Denied all value to possession states and they were screened out of brahmanical religion. To be possessed is to lose one’s self-awareness and self-control. ”23 Gombrich’s remarks were to some extent responsible for alerting me to the possibility of possession in Sanskrit texts. While it is true that brahmanism inculcates control, to what extent, I wondered, did brahmans strictly observe brahmanism, and to what extent was this aspect of brahmanism an instigating force in a broad sampling of Sanskrit texts?
69 Because of possession’s complexity—āveśa, praveśa, or any other variety of it—we might say that it directly engages and affects the person, the puruùa (though no Sanskrit text speaks of it in quite this way) or attabhāva. Possession may in certain cases, for example in initiatory possession described in tantric texts, help illumine a self, but it occurs within and is mediated by complex systemic units that we might call persons or puruùa.
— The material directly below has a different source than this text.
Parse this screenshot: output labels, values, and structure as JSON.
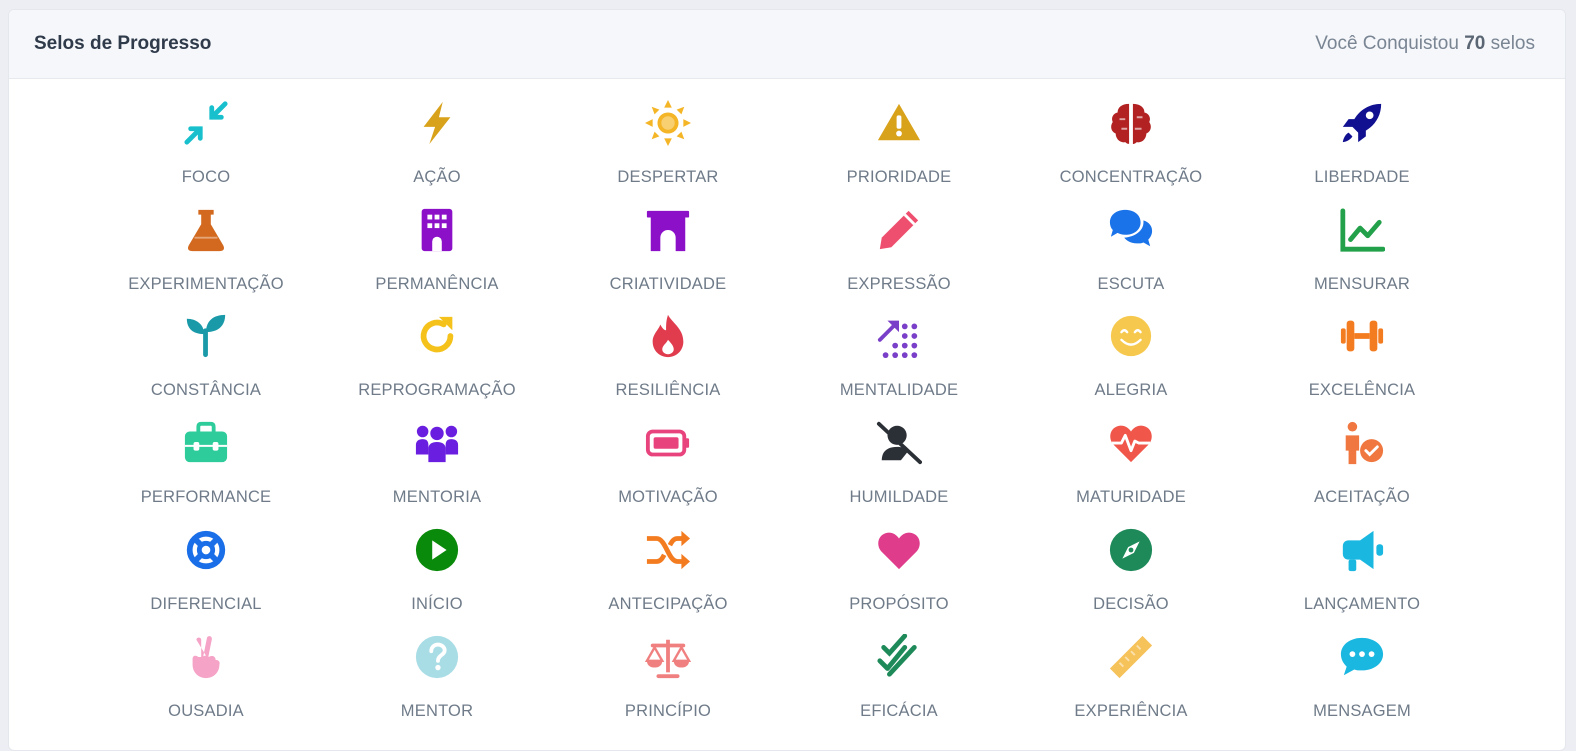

Thus I am careful to keep discussion of possession within the domain of personhood, with the cultural and behavioral environments that these perforce require and refer to emergent selfhood when the context dictates.
6 Therefore, discussion of it has been avoided or denounced by the self-conceived (and, by no accident, highly literate) orthodox among both scholars and indigenous practitioners. And among scholars, even when this stigma has not been inﬂicted, possession as the exclusive property of lower-ranking individuals has been assumed so casually as to preclude a search for it among other groups and individuals. Even the eminent sociologist Louis Dumont declares possession a “mystic ecstasy . . ”7 The present study aims to rectify these shortcomings.